In another incident, on Facebook, a woman from Gevgelija, in southeast North Macedonia, was targeted by hate speech and misogynistic comments after a news portal published an article about the vast amount of books, 438 in total, that she had read in one year. Many users have gone so far as to wish her death.
Journalists facing more online aggression and threats in Serbia
“Journalists in Serbia are one of the most frequently targeted parties online. In 30 of the 111 cyber rights violations logged in our database (38 if you include investigative journalism) journalists were subjected to online abuse and intimidation – with an alarmingly high number receiving death threats,” our latest annual digital rights report Online Intimidation: Controlling the Narrative in the Balkans, notes.
Serbia has the highest rate of online attacks on journalists in the Balkans. In many cases, the motive behind these attacks seems to be to undermine independent journalism. Investigative journalists remain targeted by politicians and pro-government media outlets with the aim of concealing wrongdoing and evidence that could embarrass those in power.
Following a case on October 15, when the pro-government tabloid Informer, supported by other tabloids, published an article on Nova.rs journalist Pero Jovović, who was then sent death threats on social media due to a post in which he showed the emoticon of the flag of Kosovo, he was the subject of another episode. Over the past holidays, his Instagram profile again received numerous death threats that users sent via private messages. The cause of the online aggression is not entirely clear.
Phishing scams endemic in Romania’s digital landscape
Romania’s online environment continue to register phishing scams and other online frauds. The most populous country in the region seems particularly exposed to large-scale frauds, involving thousands of citizens.

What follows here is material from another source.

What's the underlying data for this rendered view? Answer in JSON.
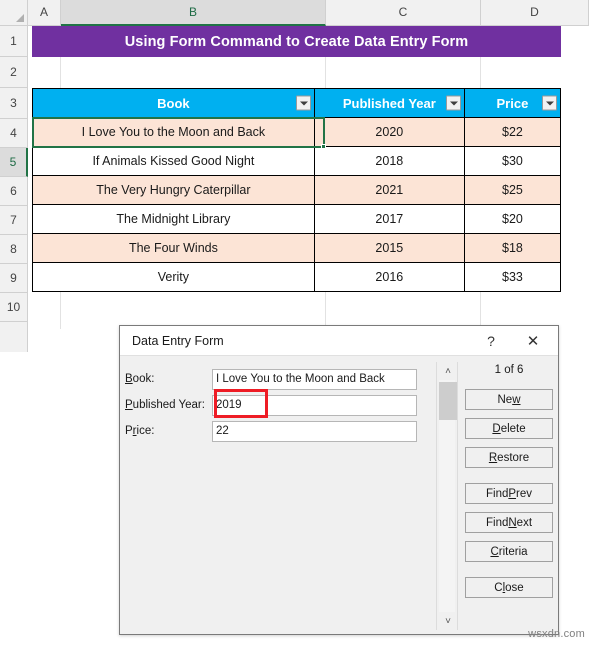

Romania’s Directorate for Investigating Organised Crime and Terrorism, DIICOT, already arrested several organised criminal groups that had been operating locally and internationally between November 2020 and July 2021, all active in the commission of cyber frauds, phishing and other online scams.
Mihai, senior broker, work on his desk at the Tradeville headquarters in Bucharest, Romania, 22 December 2021 (issued 30 December 2021). Photo: EPA-EFE/ROBERT GHEMENT
On January 11, Bitdefender cybersecurity experts working in one of the leading technology companies in the country warned that a phishing scam, first detected in July 2021, was now targeting email users, mainly in Romania, Croatia and Hungary.
Hackers send emails that appear to respond to messages previously sent by the users in which they pretend to have obtained their passwords and even intimate images of the users, and demand 1,200 euros in Bitcoin. According to Bitdefender, more than half of the emails addressed to Romanian users were sent from local IP addresses.
In another incident, which came to light in January, the district court of Oradea dismissed a civil suit filed in late 2020 by Calin Moldovan, the administrator of a gaming Facebook group, in which he demanded 4,000 euros in moral compensation from five other members of the “True Gamers”, who he accused of taking over the Facebook group.
The five users later posted pornographic images on the group in order to force Facebook to permanently suspend “True Gamers”.
But the court found that the plaintiff could not prove that the five defendants were behind the Facebook users involved in the hostile takeover. This decision is one of the first in which a court rules that a Facebook profile cannot be used to identify a person without reasonable suspicion and it could jeopardize future actions taken by the Romanian authorities against Facebook users.